Welcome to our first digital issue of Dialogue - a new way for us to share and discuss all that we do here at Durham. Dialogue magazine has been an important part of internal communications with staff and students for many years and unfortunately we had to stop the production early in 2020 due to Covid-19. However, communicating and engaging with you all in a positive way is really important to us.
This is your magazine and there is so much going on around the University, even in these unprecedented times, that is positive. We’d like to use Dialogue as a tool to showcase the good work and demonstrate our pride in our people.
We would like to see a true dialogue where you feed back on content, help inform future content and make the magazine as engaging as possible. Digital Dialogue is the mechanism to tell your stories and acknowledge achievements. While we have always told great stories about our University community, we want to make sure we are focusing on you - the people who are making a difference.
We’re excited to be back and we’re looking forward to receiving all your great stories.
At Archaeology in Durham, we strongly believe that world archaeology must be rewritten more equitably, with a greater contribution from scholars based in the Global South.
July saw the opening of our £1.4m Orbit centre at NETPark in Sedgefield, a University Enterprise Zone purpose-built to provide support to technology and science SMEs.
We are excited to welcome Professor Karen O’Brien to Durham as our new Vice-Chancellor and Warden joining us on 4 January 2022. Professor O’Brien will be our 25th Vice-Chancellor and will succeed Professor Stuart Corbridge, who will retire at the end of July.
From observing super massive black holes to understanding newborn babies there’s more to Astronomy and Cosmology than you think.
From Hadrian’s Wall to urban Tyneside, our Archaeology Department have access to some of the best historical sites in the UK right on our doorstep.

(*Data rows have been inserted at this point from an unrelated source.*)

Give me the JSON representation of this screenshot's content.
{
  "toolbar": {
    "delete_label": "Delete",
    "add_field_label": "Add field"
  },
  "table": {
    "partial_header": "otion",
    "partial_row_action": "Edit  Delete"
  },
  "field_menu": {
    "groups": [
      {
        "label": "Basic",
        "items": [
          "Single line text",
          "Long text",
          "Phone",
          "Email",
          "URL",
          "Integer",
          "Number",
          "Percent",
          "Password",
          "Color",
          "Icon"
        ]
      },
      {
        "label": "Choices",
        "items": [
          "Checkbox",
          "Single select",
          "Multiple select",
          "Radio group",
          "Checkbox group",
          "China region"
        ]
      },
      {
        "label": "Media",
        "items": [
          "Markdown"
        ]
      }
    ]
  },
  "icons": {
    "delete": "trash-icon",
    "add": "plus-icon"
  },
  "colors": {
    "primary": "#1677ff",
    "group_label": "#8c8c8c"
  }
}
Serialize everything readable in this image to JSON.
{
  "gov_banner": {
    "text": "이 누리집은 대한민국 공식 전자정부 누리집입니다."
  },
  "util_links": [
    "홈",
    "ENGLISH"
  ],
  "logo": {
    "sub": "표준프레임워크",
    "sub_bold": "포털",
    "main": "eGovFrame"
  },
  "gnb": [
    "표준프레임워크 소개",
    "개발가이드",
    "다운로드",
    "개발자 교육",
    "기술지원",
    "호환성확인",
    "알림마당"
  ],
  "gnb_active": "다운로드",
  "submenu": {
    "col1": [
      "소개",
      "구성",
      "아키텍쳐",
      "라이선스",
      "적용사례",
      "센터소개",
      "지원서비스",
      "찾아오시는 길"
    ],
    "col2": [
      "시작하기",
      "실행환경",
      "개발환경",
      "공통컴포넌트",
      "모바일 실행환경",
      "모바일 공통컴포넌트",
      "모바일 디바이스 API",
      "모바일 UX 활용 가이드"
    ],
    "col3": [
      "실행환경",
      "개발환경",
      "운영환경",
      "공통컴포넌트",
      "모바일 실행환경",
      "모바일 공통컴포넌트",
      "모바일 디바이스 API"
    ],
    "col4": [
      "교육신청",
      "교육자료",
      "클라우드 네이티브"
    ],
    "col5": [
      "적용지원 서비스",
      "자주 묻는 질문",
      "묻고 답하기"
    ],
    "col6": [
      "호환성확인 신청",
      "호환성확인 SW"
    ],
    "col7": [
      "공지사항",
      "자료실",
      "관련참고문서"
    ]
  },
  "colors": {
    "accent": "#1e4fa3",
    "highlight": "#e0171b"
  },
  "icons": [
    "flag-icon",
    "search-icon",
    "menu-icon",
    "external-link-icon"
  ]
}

These last few months, they’ve been working incredibly hard to ensure that these remain accessible to all.
Our academics have been working with colleagues at the Chinese Academy of Sciences (CAS) for decades on a whole range of research projects.
Asher may just look like a cute cuddly dog but he is much more than that.

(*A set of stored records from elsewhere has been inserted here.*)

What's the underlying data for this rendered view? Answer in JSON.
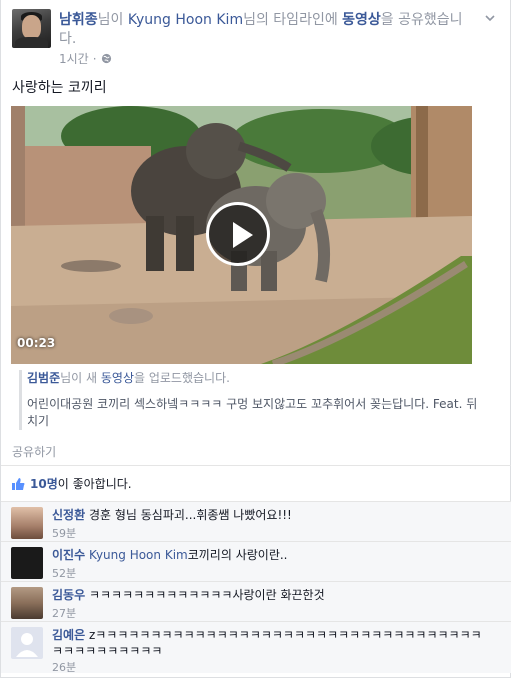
{
  "post": {
    "author": "남휘종",
    "text_part1": "님이 ",
    "shared_from": "Kyung Hoon Kim",
    "text_part2": "님의 타임라인에 ",
    "object": "동영상",
    "text_part3": "을 공유했습니다.",
    "time": "1시간",
    "status": "사랑하는 코끼리",
    "video_duration": "00:23"
  },
  "attachment": {
    "uploader": "김범준",
    "uploader_suffix": "님이 새 ",
    "object": "동영상",
    "object_suffix": "을 업로드했습니다.",
    "description": "어린이대공원 코끼리 섹스하넼ㅋㅋㅋㅋ 구멍 보지않고도 꼬추휘어서 꽂는답니다. Feat. 뒤치기"
  },
  "actions": {
    "share_label": "공유하기"
  },
  "likes": {
    "count": "10명",
    "suffix": "이 좋아합니다."
  },
  "comments": [
    {
      "name": "신정환",
      "text": "경훈 형님 동심파괴...휘종쌤 나빴어요!!!",
      "time": "59분"
    },
    {
      "name": "이진수",
      "tag": "Kyung Hoon Kim",
      "text": "코끼리의 사랑이란..",
      "time": "52분"
    },
    {
      "name": "김동우",
      "text": "ㅋㅋㅋㅋㅋㅋㅋㅋㅋㅋㅋㅋㅋ사랑이란 화끈한것",
      "time": "27분"
    },
    {
      "name": "김예은",
      "text": "zㅋㅋㅋㅋㅋㅋㅋㅋㅋㅋㅋㅋㅋㅋㅋㅋㅋㅋㅋㅋㅋㅋㅋㅋㅋㅋㅋㅋㅋㅋㅋㅋㅋㅋㅋㅋㅋㅋㅋㅋㅋㅋㅋㅋㅋ",
      "time": "26분"
    }
  ],
  "icons": {
    "menu": "chevron-down-icon",
    "privacy": "globe-icon",
    "play": "play-icon",
    "like": "thumbs-up-icon"
  },
  "colors": {
    "link": "#3b5998",
    "meta": "#9197a3",
    "text": "#141823",
    "comment_bg": "#f6f7f9"
  }
}
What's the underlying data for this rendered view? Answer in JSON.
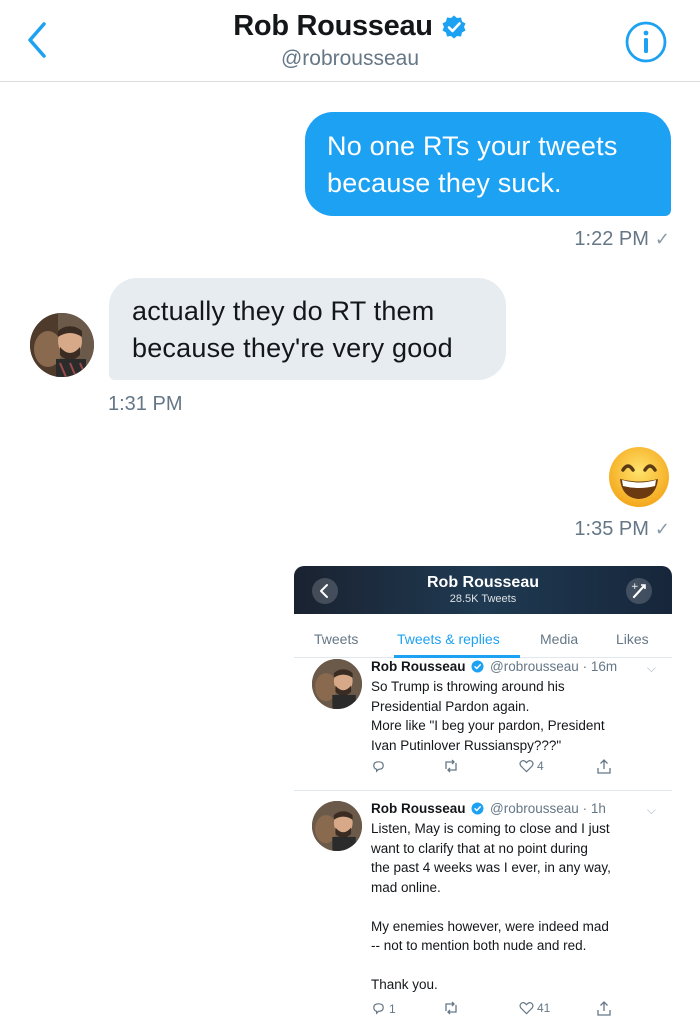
{
  "header": {
    "name": "Rob Rousseau",
    "handle": "@robrousseau",
    "verified": true,
    "accent_color": "#1da1f2"
  },
  "messages": [
    {
      "direction": "outgoing",
      "lines": [
        "No one RTs your tweets",
        "because they suck."
      ],
      "time": "1:22 PM"
    },
    {
      "direction": "incoming",
      "lines": [
        "actually they do RT them",
        "because they're very good"
      ],
      "time": "1:31 PM"
    },
    {
      "direction": "outgoing",
      "emoji": "grinning-face",
      "time": "1:35 PM"
    }
  ],
  "embedded_screenshot": {
    "title": "Rob Rousseau",
    "subtitle": "28.5K Tweets",
    "tabs": [
      "Tweets",
      "Tweets & replies",
      "Media",
      "Likes"
    ],
    "active_tab": "Tweets & replies",
    "tweets": [
      {
        "name": "Rob Rousseau",
        "handle": "@robrousseau",
        "age": "16m",
        "lines": [
          "So Trump is throwing around his",
          "Presidential Pardon again.",
          "More like \"I beg your pardon, President",
          "Ivan Putinlover Russianspy???\""
        ],
        "replies": "",
        "retweets": "",
        "likes": "4"
      },
      {
        "name": "Rob Rousseau",
        "handle": "@robrousseau",
        "age": "1h",
        "lines": [
          "Listen, May is coming to close and I just",
          "want to clarify that at no point during",
          "the past 4 weeks was I ever, in any way,",
          "mad online.",
          "",
          "My enemies however, were indeed mad",
          "-- not to mention both nude and red.",
          "",
          "Thank you."
        ],
        "replies": "1",
        "retweets": "",
        "likes": "41"
      }
    ]
  }
}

New research by Music experts here at Durham has shown that what you feel when you listen to a piece of music could depend on your background.
Recent Durham graduate, Nathaniel Barling, has secured a spot in Forbes’ annual ’30 under 30’ list.
Congratulations to Durham University Rugby Football Club (DURFC) winners of the annual Student Rugby Football Union ‘Core Values’ award.
At the outset of lockdown back in March 2020, our Event Durham Team colleagues were redeployed to create, staff and run the new Incident Control Centre (ICC).
Professor Ritu Kataky is progressing her research closer to commercialisation with support from our university partnership, Northern Accelerator.
As a musician, nothing beats being able to play your music with others. The pandemic made that delicate choreography challenging – but not impossible – as our Music Department has shown.
Durham’s annual Drama Festival went ahead this year, despite lockdown restrictions. The Festival celebrated its 47th anniversary, with all of the performances online, rather than on the stage.
The original Greenspace identity was created in 2010, to bring together all of our environmental plans, policies and procedures.
We would like to take this opportunity to say thank you and happy retirement to Professor Stuart Corbridge. Stuart joined us as Durham’s 24th Vice-Chancellor and Warden in September 2015.
An interview with John Hemingway, Chief Information Officer at Durham University.
In October 1969 St Cuthbert’s Society admitted eight women students, after much debate in the Junior Common Room (JCR).
In April, Ustinov College marked what would have been the 100th birthday of the late Sir Peter Ustinov, former Durham University Chancellor and namesake of Ustinov College.
Professor Claire Horwell and Professor Ed Llewellin, volcanologists from the Department of Earth Sciences, have had a one-of-a-kind rug made, inspired by the eruption of Kilauea volcano, Hawaii.